A more chronic form of cruciate damage can occur due to progressive weakening of the ligaments as a result of repeated trauma or arthritic disease. Initially, the ligament becomes stretched or partially torn and lameness may be only slight and intermittent. With continued use of the joint, the condition gradually gets worse until a complete rupture occurs.
How is it diagnosed?
With traumatic cruciate rupture, the usual history is that the dog was running and suddenly stopped or cried out and was then unable to bear weight on the affected leg. Many pets will “toe touch” and place only a small amount of weight on the injured leg.
During the lameness examination, the veterinarian will try to demonstrate a particular movement, called a cranial or anterior drawer sign. This abnormal forward movement of the tibia (lower leg bone) in front of the femur (thigh bone) indicates laxity in the knee joint. It may be necessary to administer a sedative to relax the dog enough that the veterinarian can perform this test. Other diagnostic tests such as radiographs (x-rays) may also be necessary.
Is other joint damage common?
Inside the knee joint are pieces of cartilage called menisci. The menisci act as shock absorbers between the femur and tibia. The menisci are often damaged when the cruciate ligaments rupture.
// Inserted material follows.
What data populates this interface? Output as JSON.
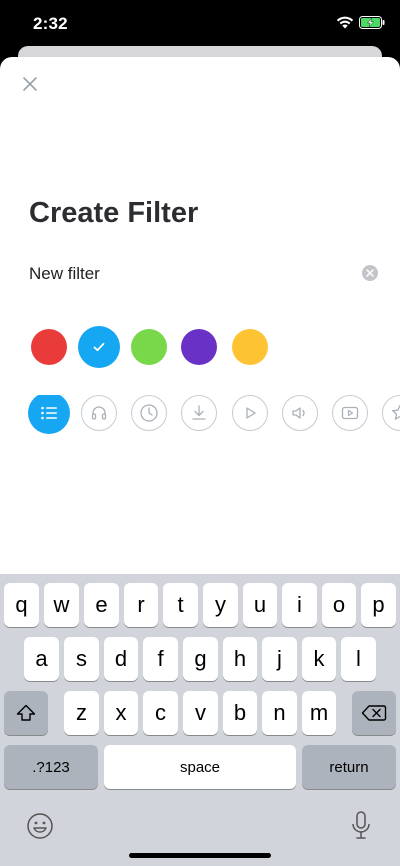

They are usually repaired at the same time as the ligament surgery.
Is an operation always necessary?
Dogs weighing less than 10 kg (22 lbs.) may heal without surgery, provided they have severe exercise restriction such as strict cage rest for six weeks. Dogs over 10 kg (22 lbs.) usually require surgery to stabilize the knee. Unfortunately, most dogs will eventually require surgery to correct this painful injury.
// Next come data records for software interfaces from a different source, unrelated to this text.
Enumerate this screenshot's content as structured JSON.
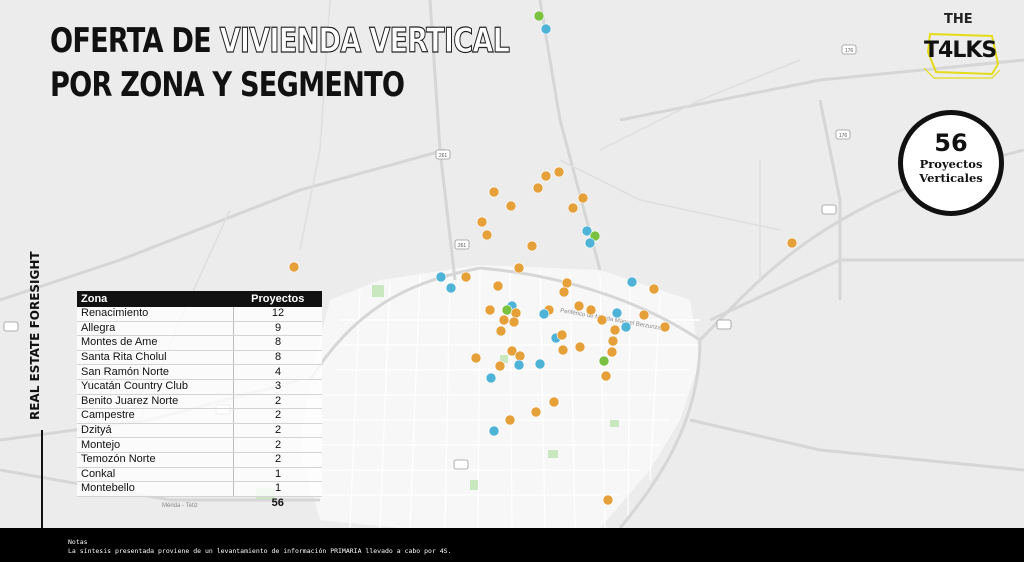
{
  "title": {
    "line1_solid": "OFERTA DE",
    "line1_outline": "VIVIENDA VERTICAL",
    "line2": "POR ZONA Y SEGMENTO"
  },
  "logo": {
    "top": "THE",
    "bottom": "T4LKS"
  },
  "summary": {
    "count": "56",
    "line1": "Proyectos",
    "line2": "Verticales"
  },
  "side_label": {
    "part1": "REAL ESTATE",
    "part2": "FORESIGHT"
  },
  "table": {
    "headers": [
      "Zona",
      "Proyectos"
    ],
    "rows": [
      {
        "zona": "Renacimiento",
        "proyectos": "12"
      },
      {
        "zona": "Allegra",
        "proyectos": "9"
      },
      {
        "zona": "Montes de Ame",
        "proyectos": "8"
      },
      {
        "zona": "Santa Rita Cholul",
        "proyectos": "8"
      },
      {
        "zona": "San Ramón Norte",
        "proyectos": "4"
      },
      {
        "zona": "Yucatán Country Club",
        "proyectos": "3"
      },
      {
        "zona": "Benito Juarez Norte",
        "proyectos": "2"
      },
      {
        "zona": "Campestre",
        "proyectos": "2"
      },
      {
        "zona": "Dzityá",
        "proyectos": "2"
      },
      {
        "zona": "Montejo",
        "proyectos": "2"
      },
      {
        "zona": "Temozón Norte",
        "proyectos": "2"
      },
      {
        "zona": "Conkal",
        "proyectos": "1"
      },
      {
        "zona": "Montebello",
        "proyectos": "1"
      }
    ],
    "total": "56"
  },
  "map": {
    "road_labels": [
      "261",
      "176",
      "Periférico de Mérida Manuel Berzunza",
      "Mérida - Tetiz"
    ],
    "colors": {
      "orange": "#e5a03a",
      "blue": "#4fb3d8",
      "green": "#7ac142"
    }
  },
  "notes": {
    "title": "Notas",
    "text": "La síntesis presentada proviene de un levantamiento de información PRIMARIA llevado a cabo por 4S."
  }
}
What does surgery involve?
There are various surgical techniques performed to stabilize the knee joint following cruciate rupture. The surgeon inspects the joint, removing fragments of the ruptured ligament and repairing the menisci if needed, then fashions an artificial ligament to stabilize the joint and prevent abnormal motion. Most often the artificial ligament is placed outside the joint capsule of the knee joint (called an ‘extracapsular repair’). There is a newer surgical technique available called a tibial plateau leveling osteotomy (TPLO) that is especially beneficial for larger, more athletic dogs. Your veterinarian will discuss the best treatment option for your pet.
Is post-operative care difficult?
It is important that your dog have limited activity for six to eight weeks after surgery. The activity restriction may be less if a TPLO has been performed. Provided you are able to carry out your veterinarian’s instructions, good function should return to the limb within three months. Unfortunately, regardless of the technique used to stabilize the joint, arthritis is likely to develop in the joint as your dog ages. Arthritis develops more slowly and to a lesser degree if the dog undergoes surgery. Weight control and nutritional supplements such as glucosamine / chondroitin may help delay the onset of arthritis in your pet. Many dogs will receive physical therapy after the surgery to speed recovery and reduce complications. Your veterinarian will discuss your pet’s recommended post-operative care with you prior to surgery.
Is obesity such a problem?
Obesity or excess weight can predispose dogs to cruciate ligament rupture. If your dog is overweight, the post-surgical recovery time will be much longer. Obesity also greatly increases the risk of injury to the other knee, especially during the recuperation period. Weight loss is as important as surgery in ensuring rapid return to normal function, as well as being a preventive measure to help protect your dog against this debilitating injury.